While Americans were voting on November 3, Israel was experiencing its first heavy winter rains. The inclement weather paired well with the stormy progress of the US vote count.
Israel's leftists and centrists have welcomed Joe Biden's win, but President Donald Trump's defeat is unlikely to be welcome news for his close ally, Israeli Prime Minister Benjamin Netanyahu, and the many Israelis who thought Trump was good for Israel.
Israelis have applauded Trump for measures like moving the US embassy to Jerusalem, recognizing Israeli control of the Golan Heights and making it clear that America is Israel's closest ally.
However, for all the adoration, Trump never spent much time in Israel and his zig-zags on foreign policy, such as his order to withdraw US troops from part of Syria in October 2019, left some wondering whether he could turn on Israel if he felt it wasn't skipping to his beat.

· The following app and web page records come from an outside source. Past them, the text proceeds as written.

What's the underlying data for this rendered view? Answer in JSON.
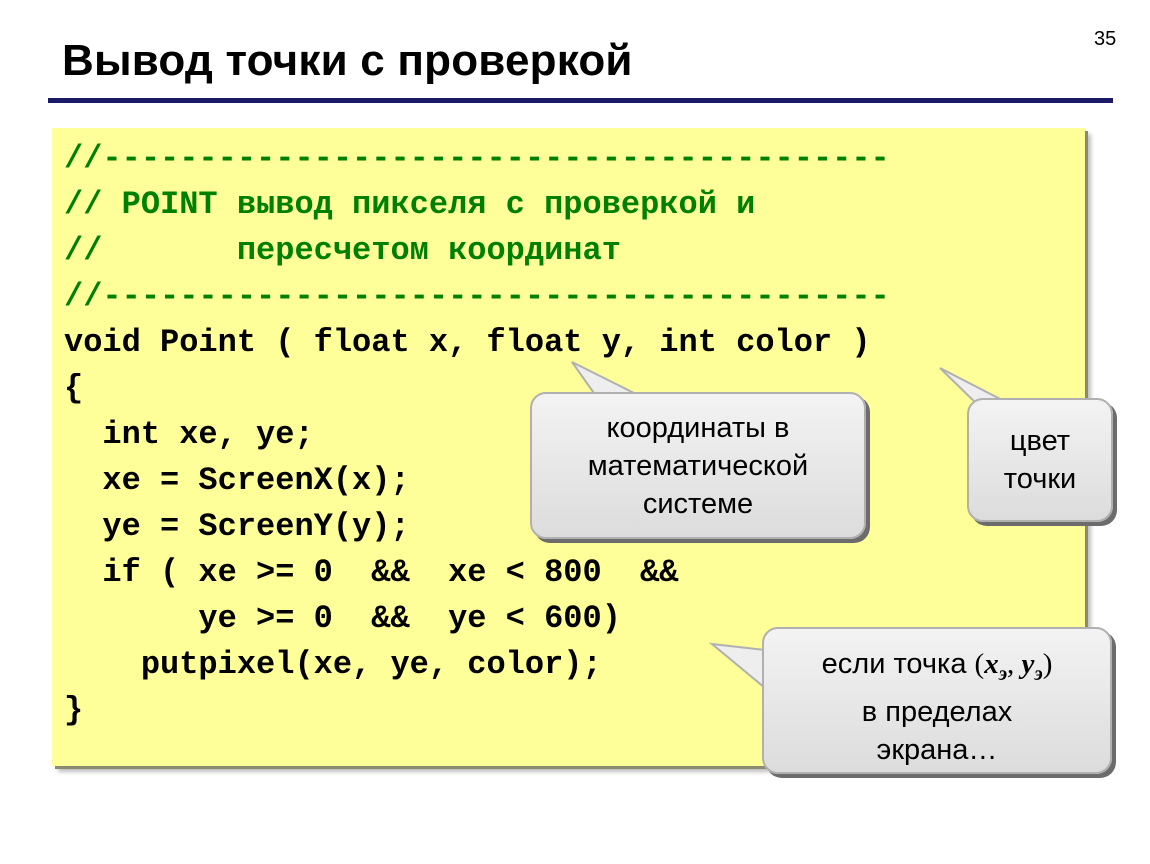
{
  "slide_number": "35",
  "title": "Вывод точки с проверкой",
  "code_lines": [
    "//-----------------------------------------",
    "// POINT вывод пикселя с проверкой и",
    "//       пересчетом координат",
    "//-----------------------------------------",
    "void Point ( float x, float y, int color )",
    "{",
    "  int xe, ye;",
    "  xe = ScreenX(x);",
    "  ye = ScreenY(y);",
    "  if ( xe >= 0  &&  xe < 800  &&",
    "       ye >= 0  &&  ye < 600)",
    "    putpixel(xe, ye, color);",
    "}"
  ],
  "callouts": {
    "coords": [
      "координаты в",
      "математической",
      "системе"
    ],
    "color": [
      "цвет",
      "точки"
    ],
    "bounds": {
      "line1_prefix": "если точка ",
      "open_paren": "(",
      "xe": "x",
      "xe_sub": "э",
      "comma": ", ",
      "ye": "y",
      "ye_sub": "э",
      "close_paren": ")",
      "line2": "в пределах",
      "line3": "экрана…"
    }
  },
  "colors": {
    "code_background": "#ffff99",
    "comment_text": "#008000",
    "title_rule": "#1a1a66",
    "callout_fill": "#e6e6e6"
  }
}
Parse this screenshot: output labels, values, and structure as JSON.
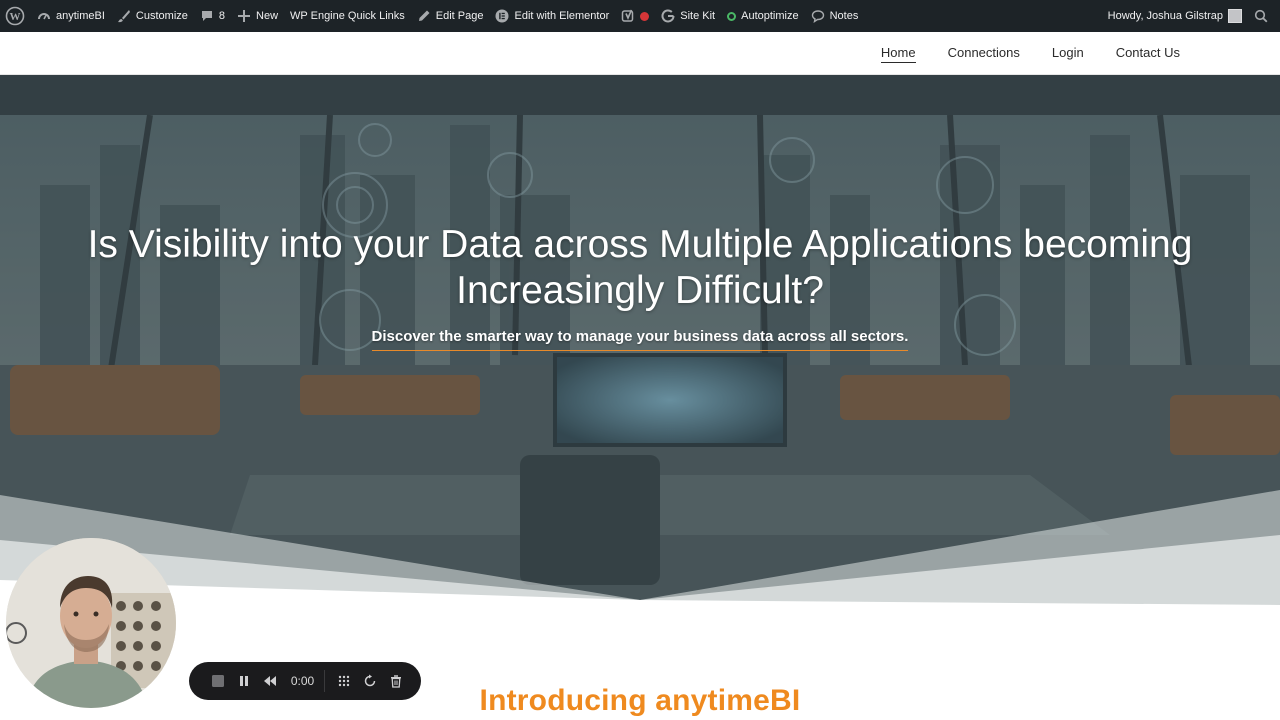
{
  "admin_bar": {
    "site_name": "anytimeBI",
    "customize": "Customize",
    "comments_count": "8",
    "new": "New",
    "wp_engine": "WP Engine Quick Links",
    "edit_page": "Edit Page",
    "elementor": "Edit with Elementor",
    "site_kit": "Site Kit",
    "autoptimize": "Autoptimize",
    "notes": "Notes",
    "greeting": "Howdy, Joshua Gilstrap"
  },
  "nav": {
    "items": [
      {
        "label": "Home",
        "active": true
      },
      {
        "label": "Connections"
      },
      {
        "label": "Login"
      },
      {
        "label": "Contact Us"
      }
    ]
  },
  "hero": {
    "title": "Is Visibility into your Data across Multiple Applications becoming Increasingly Difficult?",
    "subtitle": "Discover the smarter way to manage your business data across all sectors."
  },
  "intro": {
    "heading": "Introducing anytimeBI"
  },
  "recorder": {
    "time": "0:00"
  },
  "colors": {
    "admin_bar": "#1d2327",
    "accent_orange": "#ef8a1f",
    "hero_overlay": "#4f6166"
  }
}
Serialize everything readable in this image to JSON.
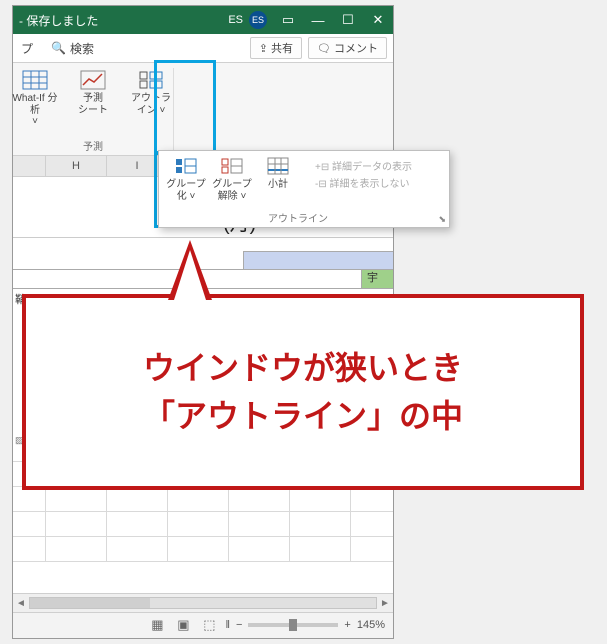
{
  "titlebar": {
    "savedText": "- 保存しました",
    "userInitials": "ES",
    "avatarInitials": "ES"
  },
  "ribbonTabs": {
    "tab1": "プ",
    "search": "検索",
    "share": "⇪ 共有",
    "comment": "🗨 コメント"
  },
  "ribbon": {
    "whatIf": "What-If 分析\n˅",
    "forecastSheet": "予測\nシート",
    "outline": "アウトラ\nイン ˅",
    "forecastGroup": "予測"
  },
  "outlinePanel": {
    "group": "グループ\n化 ˅",
    "ungroup": "グループ\n解除 ˅",
    "subtotal": "小計",
    "showDetail": "+⊟ 詳細データの表示",
    "hideDetail": "-⊟ 詳細を表示しない",
    "label": "アウトライン",
    "launcher": "⬊"
  },
  "columns": {
    "h": "H",
    "i": "I"
  },
  "sheet": {
    "dayLabel": "(月)",
    "kanji": "宇",
    "leftEdge": "鞘"
  },
  "callout": {
    "line1": "ウインドウが狭いとき",
    "line2": "「アウトライン」の中"
  },
  "statusbar": {
    "zoom": "145%",
    "plus": "+",
    "minus": "−",
    "sep": "‖"
  }
}
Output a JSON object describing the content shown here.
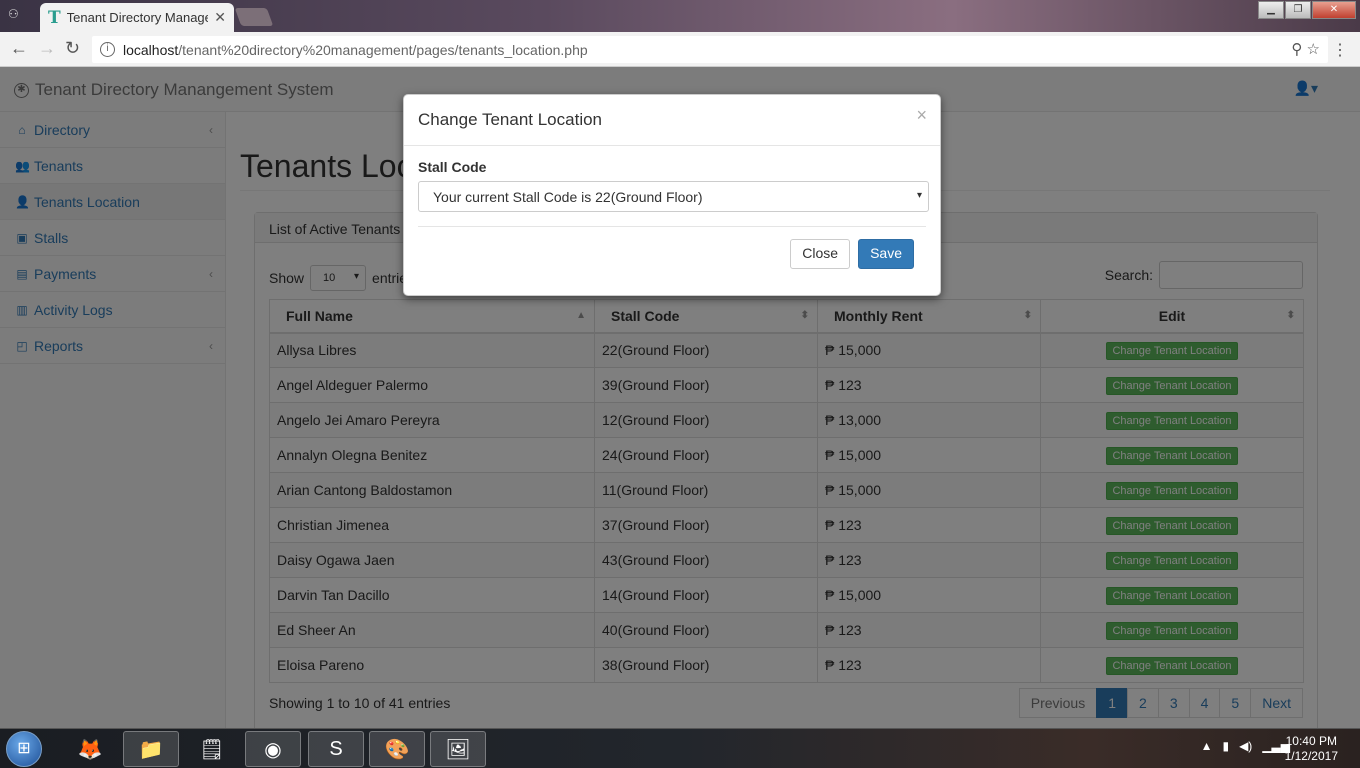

While Israelis broadly like Trump, they are less familiar with Joe Biden and have many more concerns closer to home.
Israel has experienced three elections in less than two years, Covid-19 lockdowns and multiple protests against Prime Minister Benjamin Netanyahu.
New peace deals between Israel, Bahrain and the United Arab Emirates are important -- and the next US president must invest in those relations as key to US strategy in the Middle East. For Israelis, it's essential that the Biden administration stands with them against Iran's threats, deters an increasingly hostile Turkey and improves American bipartisan support for the country.
Seth Frantzman is a Ginsburg-Milstein Writing Fellow at the Middle East Forum and senior Middle East correspondent at The Jerusalem Post.